17. Brahms, piano music, selections, Glenn Gould, piano – Thought he could only play Bach? Gould was at heart a romantic, and his Brahms is subtler, more nuanced, more beautiful than anyone else’s. This playing comes as a complete surprise, and utter joy.
18. Rachmaninoff, A Window in Time, piano music, selections, Serge Rachmaninoff, piano – The dour Russian was one of the greatest pianists of the century, but his electric recordings are dulled by scratches and boom. These are digitally enhanced Duo-Art piano rolls, played on a Yamaha Synclavier, that brings back the luster to his piano.
19. Chopin, Sonata No.2 “Funeral March,” Serge Rachmaninoff, piano – Or you could try the thing itself, un-reconstructed. Rachmaninoff’s take on the familiar sonata is so fresh, powerful and driven, you’ll be shocked to hear it again as if it were for the first time.
20. Liszt, Virtuosa Valentina, piano selections, Valentina Lesitsa, piano – Franz Liszt was a showman, who brought to piano the same sense of spectacle that Spielberg brings to the seashore; Valentina Lesitsa plays them that way, all out, thunder and cannon-shot, fireworks and passion.

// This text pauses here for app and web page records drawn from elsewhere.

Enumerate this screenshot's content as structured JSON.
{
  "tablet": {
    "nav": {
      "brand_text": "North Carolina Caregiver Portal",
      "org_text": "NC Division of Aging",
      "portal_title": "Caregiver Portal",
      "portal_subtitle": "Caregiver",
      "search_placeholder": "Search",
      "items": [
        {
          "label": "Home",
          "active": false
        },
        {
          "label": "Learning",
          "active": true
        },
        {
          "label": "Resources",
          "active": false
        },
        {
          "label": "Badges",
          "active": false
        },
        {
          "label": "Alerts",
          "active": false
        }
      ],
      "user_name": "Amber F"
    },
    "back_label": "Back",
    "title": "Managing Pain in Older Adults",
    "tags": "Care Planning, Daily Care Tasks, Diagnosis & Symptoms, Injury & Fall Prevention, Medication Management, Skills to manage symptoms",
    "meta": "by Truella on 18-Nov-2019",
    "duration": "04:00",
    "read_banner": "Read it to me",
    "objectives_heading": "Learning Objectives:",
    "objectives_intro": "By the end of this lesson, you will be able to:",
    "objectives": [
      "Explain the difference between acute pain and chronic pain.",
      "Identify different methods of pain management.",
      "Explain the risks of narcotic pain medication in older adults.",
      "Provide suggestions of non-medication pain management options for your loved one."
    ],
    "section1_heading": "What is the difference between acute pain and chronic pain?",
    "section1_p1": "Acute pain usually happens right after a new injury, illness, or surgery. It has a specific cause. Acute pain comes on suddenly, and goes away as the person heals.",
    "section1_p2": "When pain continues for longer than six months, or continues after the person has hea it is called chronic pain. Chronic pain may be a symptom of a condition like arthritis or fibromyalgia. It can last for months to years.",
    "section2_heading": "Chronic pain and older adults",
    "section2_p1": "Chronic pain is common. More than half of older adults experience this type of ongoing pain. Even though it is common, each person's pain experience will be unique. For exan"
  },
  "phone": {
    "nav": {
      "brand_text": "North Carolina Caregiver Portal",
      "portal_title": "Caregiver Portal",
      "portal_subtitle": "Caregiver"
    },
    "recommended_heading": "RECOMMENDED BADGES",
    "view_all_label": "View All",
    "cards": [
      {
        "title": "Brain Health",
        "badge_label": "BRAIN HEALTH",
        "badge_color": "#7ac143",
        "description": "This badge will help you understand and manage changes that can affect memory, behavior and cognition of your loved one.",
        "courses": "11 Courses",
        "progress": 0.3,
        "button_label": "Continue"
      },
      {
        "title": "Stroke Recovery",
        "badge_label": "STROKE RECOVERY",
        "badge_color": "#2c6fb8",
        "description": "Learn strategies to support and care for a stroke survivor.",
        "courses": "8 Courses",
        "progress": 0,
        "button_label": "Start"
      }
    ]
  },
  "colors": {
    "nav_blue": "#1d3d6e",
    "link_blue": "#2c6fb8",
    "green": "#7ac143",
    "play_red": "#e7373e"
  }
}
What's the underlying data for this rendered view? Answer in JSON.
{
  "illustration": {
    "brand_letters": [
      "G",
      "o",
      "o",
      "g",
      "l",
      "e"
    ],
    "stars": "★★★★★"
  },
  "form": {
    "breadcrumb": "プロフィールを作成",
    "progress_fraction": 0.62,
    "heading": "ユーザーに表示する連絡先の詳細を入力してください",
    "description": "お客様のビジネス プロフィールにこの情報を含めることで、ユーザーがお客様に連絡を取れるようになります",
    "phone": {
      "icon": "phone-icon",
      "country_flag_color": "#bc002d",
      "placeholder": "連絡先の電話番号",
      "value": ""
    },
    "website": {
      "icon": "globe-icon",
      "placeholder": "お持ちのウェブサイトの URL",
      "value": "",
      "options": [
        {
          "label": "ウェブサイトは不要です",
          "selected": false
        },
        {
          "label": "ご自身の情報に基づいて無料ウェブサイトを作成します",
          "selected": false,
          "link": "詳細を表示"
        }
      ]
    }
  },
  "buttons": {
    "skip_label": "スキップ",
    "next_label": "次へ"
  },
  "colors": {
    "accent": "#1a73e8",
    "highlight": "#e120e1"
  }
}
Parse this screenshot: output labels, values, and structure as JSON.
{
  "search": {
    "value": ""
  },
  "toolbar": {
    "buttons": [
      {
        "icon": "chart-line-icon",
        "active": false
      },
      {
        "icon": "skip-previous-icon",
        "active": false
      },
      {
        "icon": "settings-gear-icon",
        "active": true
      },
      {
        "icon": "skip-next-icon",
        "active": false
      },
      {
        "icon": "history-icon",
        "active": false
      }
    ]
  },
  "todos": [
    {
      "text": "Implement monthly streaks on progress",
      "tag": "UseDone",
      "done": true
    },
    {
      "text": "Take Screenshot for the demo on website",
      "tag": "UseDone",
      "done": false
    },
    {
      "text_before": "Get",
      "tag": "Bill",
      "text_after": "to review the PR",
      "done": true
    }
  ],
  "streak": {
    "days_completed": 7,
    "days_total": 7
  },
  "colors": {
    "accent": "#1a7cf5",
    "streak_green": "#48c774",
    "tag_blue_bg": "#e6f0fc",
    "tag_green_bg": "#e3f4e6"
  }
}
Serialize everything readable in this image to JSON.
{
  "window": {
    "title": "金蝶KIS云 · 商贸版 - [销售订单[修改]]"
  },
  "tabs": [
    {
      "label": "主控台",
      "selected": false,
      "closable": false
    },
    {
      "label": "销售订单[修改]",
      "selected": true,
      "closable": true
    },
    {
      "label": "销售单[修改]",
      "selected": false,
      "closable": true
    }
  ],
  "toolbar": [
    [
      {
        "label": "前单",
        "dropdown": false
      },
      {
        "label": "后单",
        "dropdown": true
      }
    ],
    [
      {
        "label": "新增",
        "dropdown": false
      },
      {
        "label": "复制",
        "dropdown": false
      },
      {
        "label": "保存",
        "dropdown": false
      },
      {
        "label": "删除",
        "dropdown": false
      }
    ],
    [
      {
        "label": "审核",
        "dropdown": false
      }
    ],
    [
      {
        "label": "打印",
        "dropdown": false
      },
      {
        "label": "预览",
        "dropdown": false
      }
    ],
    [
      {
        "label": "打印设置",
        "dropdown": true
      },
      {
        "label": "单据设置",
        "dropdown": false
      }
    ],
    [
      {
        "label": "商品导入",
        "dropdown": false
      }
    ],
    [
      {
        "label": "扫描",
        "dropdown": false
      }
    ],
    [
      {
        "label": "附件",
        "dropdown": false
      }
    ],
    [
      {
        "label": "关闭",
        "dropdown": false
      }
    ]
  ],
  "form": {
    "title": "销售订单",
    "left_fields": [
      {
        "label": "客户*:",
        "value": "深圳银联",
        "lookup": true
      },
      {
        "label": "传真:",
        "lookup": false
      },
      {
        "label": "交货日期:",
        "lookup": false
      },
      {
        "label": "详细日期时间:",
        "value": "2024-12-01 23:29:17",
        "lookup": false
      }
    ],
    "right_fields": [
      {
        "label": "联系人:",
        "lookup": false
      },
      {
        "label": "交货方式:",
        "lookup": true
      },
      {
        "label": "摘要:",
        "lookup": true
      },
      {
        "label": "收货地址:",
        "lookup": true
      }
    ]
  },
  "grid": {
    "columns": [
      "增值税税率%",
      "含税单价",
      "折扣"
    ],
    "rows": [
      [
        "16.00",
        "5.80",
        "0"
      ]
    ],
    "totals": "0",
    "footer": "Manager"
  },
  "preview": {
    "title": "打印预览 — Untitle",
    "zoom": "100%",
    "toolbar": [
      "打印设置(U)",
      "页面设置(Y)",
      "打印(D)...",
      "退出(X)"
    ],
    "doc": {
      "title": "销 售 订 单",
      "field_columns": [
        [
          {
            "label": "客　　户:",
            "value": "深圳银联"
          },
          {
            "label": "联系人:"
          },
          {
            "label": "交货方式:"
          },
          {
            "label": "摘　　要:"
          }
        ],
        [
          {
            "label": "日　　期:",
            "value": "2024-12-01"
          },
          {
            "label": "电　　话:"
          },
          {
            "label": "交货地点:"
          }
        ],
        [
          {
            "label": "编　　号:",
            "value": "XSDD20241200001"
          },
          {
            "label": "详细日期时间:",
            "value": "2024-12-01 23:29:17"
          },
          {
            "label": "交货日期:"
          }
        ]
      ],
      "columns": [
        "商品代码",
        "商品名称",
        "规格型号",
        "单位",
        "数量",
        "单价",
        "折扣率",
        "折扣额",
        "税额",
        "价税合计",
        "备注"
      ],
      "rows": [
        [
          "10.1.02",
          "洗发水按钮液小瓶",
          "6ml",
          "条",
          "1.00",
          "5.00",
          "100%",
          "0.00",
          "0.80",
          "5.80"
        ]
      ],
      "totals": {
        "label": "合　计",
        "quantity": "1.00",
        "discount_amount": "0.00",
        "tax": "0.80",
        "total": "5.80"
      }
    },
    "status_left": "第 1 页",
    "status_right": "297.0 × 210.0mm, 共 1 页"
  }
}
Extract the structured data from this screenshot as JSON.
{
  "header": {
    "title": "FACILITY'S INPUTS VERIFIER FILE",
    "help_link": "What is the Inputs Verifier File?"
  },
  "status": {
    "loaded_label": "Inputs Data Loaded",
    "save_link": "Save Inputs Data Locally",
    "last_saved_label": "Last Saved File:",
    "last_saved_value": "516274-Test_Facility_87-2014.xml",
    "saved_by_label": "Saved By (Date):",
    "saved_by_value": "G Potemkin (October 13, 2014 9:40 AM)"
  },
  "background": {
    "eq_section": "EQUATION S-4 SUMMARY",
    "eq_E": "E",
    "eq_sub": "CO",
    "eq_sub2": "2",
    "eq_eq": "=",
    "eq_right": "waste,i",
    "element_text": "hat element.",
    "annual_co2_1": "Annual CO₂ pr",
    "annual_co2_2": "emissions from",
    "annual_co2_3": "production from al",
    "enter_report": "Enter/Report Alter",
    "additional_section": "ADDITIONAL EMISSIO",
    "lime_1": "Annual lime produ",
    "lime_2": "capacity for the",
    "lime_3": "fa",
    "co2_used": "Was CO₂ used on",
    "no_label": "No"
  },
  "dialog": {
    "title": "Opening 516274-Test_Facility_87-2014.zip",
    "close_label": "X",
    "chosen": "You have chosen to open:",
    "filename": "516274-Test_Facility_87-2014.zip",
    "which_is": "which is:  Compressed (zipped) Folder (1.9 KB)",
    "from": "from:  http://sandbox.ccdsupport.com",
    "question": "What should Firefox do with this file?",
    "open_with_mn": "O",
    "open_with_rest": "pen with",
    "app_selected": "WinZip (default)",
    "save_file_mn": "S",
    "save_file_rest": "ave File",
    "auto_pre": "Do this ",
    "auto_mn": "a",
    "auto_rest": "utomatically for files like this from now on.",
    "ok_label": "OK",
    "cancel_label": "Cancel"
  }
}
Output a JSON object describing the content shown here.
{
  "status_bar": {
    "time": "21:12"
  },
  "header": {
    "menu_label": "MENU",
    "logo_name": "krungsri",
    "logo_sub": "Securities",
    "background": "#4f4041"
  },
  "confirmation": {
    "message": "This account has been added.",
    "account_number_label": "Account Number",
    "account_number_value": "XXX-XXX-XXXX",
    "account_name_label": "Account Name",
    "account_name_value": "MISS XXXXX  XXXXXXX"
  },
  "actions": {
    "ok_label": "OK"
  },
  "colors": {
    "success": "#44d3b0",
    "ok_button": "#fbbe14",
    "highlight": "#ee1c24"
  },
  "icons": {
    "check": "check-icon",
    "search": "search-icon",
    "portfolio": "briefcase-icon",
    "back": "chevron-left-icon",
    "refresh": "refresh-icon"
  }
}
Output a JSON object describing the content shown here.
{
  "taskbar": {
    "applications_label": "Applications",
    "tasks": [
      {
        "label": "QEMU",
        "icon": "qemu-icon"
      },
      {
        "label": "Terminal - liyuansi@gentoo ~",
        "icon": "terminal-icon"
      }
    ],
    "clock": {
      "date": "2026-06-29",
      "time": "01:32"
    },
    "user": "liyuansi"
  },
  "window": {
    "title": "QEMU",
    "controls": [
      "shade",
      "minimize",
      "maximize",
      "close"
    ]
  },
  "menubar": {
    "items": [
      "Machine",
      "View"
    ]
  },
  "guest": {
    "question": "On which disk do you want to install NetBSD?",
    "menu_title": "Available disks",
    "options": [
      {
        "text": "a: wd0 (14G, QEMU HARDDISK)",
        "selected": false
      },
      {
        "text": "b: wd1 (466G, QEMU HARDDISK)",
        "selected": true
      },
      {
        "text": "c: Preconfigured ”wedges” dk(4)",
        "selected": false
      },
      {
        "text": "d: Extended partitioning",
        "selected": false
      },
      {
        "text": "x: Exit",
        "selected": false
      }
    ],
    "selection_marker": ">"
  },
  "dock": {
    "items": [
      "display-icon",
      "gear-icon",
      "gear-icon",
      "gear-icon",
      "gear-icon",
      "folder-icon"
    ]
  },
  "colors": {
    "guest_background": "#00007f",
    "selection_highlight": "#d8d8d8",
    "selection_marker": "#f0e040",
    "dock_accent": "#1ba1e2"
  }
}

21. Beethoven, Symphony No. 3, “Eroica,” Russian National Orchestra, Mikhail Pletnev, cond. – Pletnev plays the Eroica like it means something, and replaces tunes and rhythms with the kind of persuasive rhetoric that starts nations marching.
22. Wagner, Liebestod, Vladimir Horowitz, piano – Real virtuosity isn’t just lots of notes real fast, but rather total control of the piano and expression. In Horowitz’s final CD, The Last Recording, made when the was 86, the ol’ magician wrings thunder and tears out of the death of Isolde. It becomes our death, too.
23. Bach, The Great Solo Works, Rosalyn Tureck, piano – Too often we think of Bach as mathematical, but he was really a crazy Baroque composer, layering hysterical detail on detail. Tureck plays him that way with the Capriccio on the Departure of a Beloved Brother, and the Italian Variations, with notes sweeping in like a tidal surge.
24. Gershwin, Rhapsody in Blue, Los Angeles Philharmonic, Leonard Bernstein, piano and cond. – Bernstein plays Gershwin’s familiar symphonic jazz almost as if it were Brahms, big, romantic, serious. This is not everyone’s cup of Gershwin, but you simply have to hear it.
25. Grieg, Peer Gynt Suite, Royal Philharmonic Orchestra, Thomas Beecham, cond. – Peer Gynt? Seriously? Hall of the Mountain King? Anitra’s Dance? Beecham plays the music with such suave joy, and with not a single mote of condescension, and revivifies the old chestnut. You’ll tap your toes and sing in the shower.